=== MATERIAL PROVIDED ===
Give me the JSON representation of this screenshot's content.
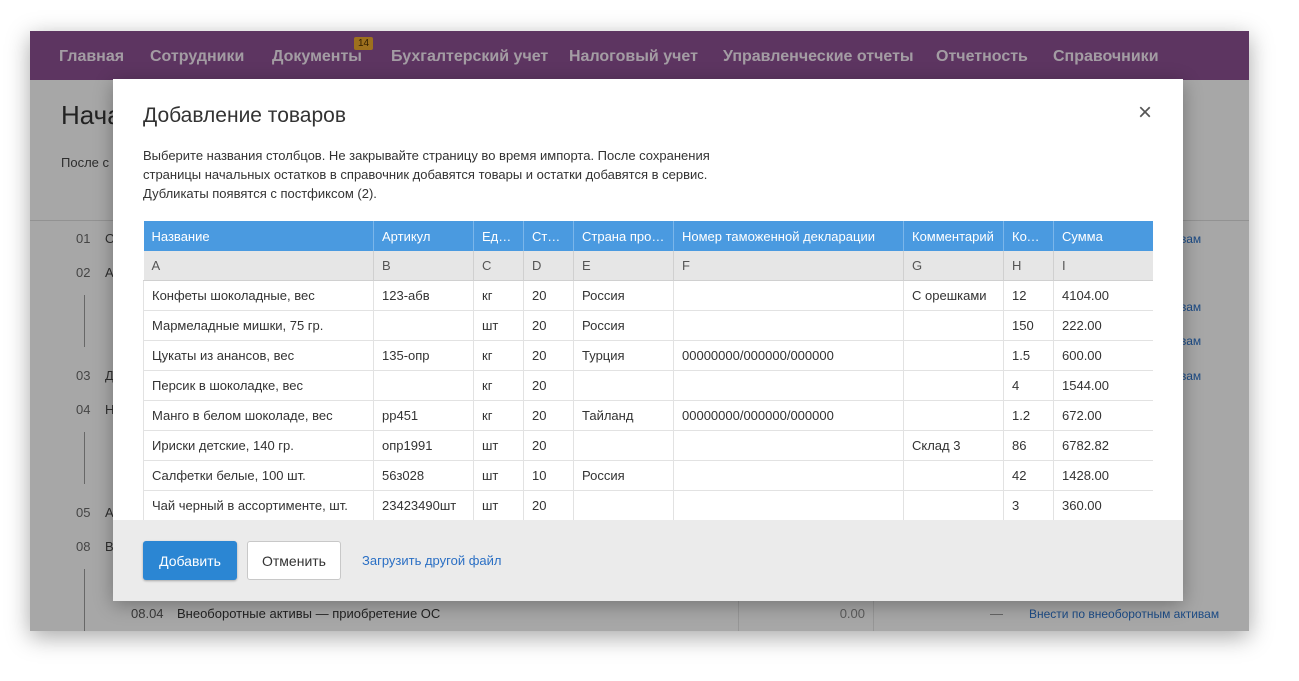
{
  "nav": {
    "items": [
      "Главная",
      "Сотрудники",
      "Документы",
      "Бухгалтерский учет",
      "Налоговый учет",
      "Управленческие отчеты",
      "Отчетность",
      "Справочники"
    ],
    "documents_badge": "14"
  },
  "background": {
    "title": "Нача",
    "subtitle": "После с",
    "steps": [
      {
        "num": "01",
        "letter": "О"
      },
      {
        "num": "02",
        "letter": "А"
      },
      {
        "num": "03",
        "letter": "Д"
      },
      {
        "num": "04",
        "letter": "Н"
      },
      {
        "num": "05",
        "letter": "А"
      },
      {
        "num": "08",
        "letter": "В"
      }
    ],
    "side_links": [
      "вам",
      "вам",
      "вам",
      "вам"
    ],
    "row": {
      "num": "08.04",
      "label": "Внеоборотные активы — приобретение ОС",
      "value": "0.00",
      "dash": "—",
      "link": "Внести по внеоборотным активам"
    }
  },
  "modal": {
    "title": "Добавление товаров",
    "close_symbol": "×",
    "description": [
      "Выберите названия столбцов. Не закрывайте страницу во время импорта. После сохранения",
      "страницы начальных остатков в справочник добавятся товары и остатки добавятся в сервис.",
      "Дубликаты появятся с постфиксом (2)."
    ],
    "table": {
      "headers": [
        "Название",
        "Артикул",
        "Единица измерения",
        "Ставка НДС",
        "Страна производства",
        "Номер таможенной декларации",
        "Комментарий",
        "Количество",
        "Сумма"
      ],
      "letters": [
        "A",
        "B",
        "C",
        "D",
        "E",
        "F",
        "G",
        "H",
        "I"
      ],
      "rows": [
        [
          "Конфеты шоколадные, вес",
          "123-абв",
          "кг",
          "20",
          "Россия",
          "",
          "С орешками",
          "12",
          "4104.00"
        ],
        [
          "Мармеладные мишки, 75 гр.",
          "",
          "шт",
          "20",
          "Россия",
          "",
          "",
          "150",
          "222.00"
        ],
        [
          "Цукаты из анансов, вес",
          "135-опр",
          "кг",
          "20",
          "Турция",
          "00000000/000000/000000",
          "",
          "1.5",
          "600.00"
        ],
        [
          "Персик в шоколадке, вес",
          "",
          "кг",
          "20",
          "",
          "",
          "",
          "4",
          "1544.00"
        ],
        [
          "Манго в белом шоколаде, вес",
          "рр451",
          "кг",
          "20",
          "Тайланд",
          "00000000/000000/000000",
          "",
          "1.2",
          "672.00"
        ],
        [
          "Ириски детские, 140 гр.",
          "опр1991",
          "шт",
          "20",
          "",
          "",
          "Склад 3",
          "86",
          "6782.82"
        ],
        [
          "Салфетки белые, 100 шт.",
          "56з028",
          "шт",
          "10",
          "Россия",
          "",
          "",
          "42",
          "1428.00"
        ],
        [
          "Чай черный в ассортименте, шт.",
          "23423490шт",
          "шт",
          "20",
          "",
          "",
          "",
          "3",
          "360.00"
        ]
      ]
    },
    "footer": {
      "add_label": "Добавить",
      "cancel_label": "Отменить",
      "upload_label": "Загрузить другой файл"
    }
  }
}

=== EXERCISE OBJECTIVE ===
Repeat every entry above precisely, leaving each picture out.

=== ANSWER BOX ===
Give me the JSON representation of this screenshot's content.
{
  "nav": {
    "items": [
      "Главная",
      "Сотрудники",
      "Документы",
      "Бухгалтерский учет",
      "Налоговый учет",
      "Управленческие отчеты",
      "Отчетность",
      "Справочники"
    ],
    "documents_badge": "14"
  },
  "background": {
    "title": "Нача",
    "subtitle": "После с",
    "steps": [
      {
        "num": "01",
        "letter": "О"
      },
      {
        "num": "02",
        "letter": "А"
      },
      {
        "num": "03",
        "letter": "Д"
      },
      {
        "num": "04",
        "letter": "Н"
      },
      {
        "num": "05",
        "letter": "А"
      },
      {
        "num": "08",
        "letter": "В"
      }
    ],
    "side_links": [
      "вам",
      "вам",
      "вам",
      "вам"
    ],
    "row": {
      "num": "08.04",
      "label": "Внеоборотные активы — приобретение ОС",
      "value": "0.00",
      "dash": "—",
      "link": "Внести по внеоборотным активам"
    }
  },
  "modal": {
    "title": "Добавление товаров",
    "close_symbol": "×",
    "description": [
      "Выберите названия столбцов. Не закрывайте страницу во время импорта. После сохранения",
      "страницы начальных остатков в справочник добавятся товары и остатки добавятся в сервис.",
      "Дубликаты появятся с постфиксом (2)."
    ],
    "table": {
      "headers": [
        "Название",
        "Артикул",
        "Единица измерения",
        "Ставка НДС",
        "Страна производства",
        "Номер таможенной декларации",
        "Комментарий",
        "Количество",
        "Сумма"
      ],
      "letters": [
        "A",
        "B",
        "C",
        "D",
        "E",
        "F",
        "G",
        "H",
        "I"
      ],
      "rows": [
        [
          "Конфеты шоколадные, вес",
          "123-абв",
          "кг",
          "20",
          "Россия",
          "",
          "С орешками",
          "12",
          "4104.00"
        ],
        [
          "Мармеладные мишки, 75 гр.",
          "",
          "шт",
          "20",
          "Россия",
          "",
          "",
          "150",
          "222.00"
        ],
        [
          "Цукаты из анансов, вес",
          "135-опр",
          "кг",
          "20",
          "Турция",
          "00000000/000000/000000",
          "",
          "1.5",
          "600.00"
        ],
        [
          "Персик в шоколадке, вес",
          "",
          "кг",
          "20",
          "",
          "",
          "",
          "4",
          "1544.00"
        ],
        [
          "Манго в белом шоколаде, вес",
          "рр451",
          "кг",
          "20",
          "Тайланд",
          "00000000/000000/000000",
          "",
          "1.2",
          "672.00"
        ],
        [
          "Ириски детские, 140 гр.",
          "опр1991",
          "шт",
          "20",
          "",
          "",
          "Склад 3",
          "86",
          "6782.82"
        ],
        [
          "Салфетки белые, 100 шт.",
          "56з028",
          "шт",
          "10",
          "Россия",
          "",
          "",
          "42",
          "1428.00"
        ],
        [
          "Чай черный в ассортименте, шт.",
          "23423490шт",
          "шт",
          "20",
          "",
          "",
          "",
          "3",
          "360.00"
        ]
      ]
    },
    "footer": {
      "add_label": "Добавить",
      "cancel_label": "Отменить",
      "upload_label": "Загрузить другой файл"
    }
  }
}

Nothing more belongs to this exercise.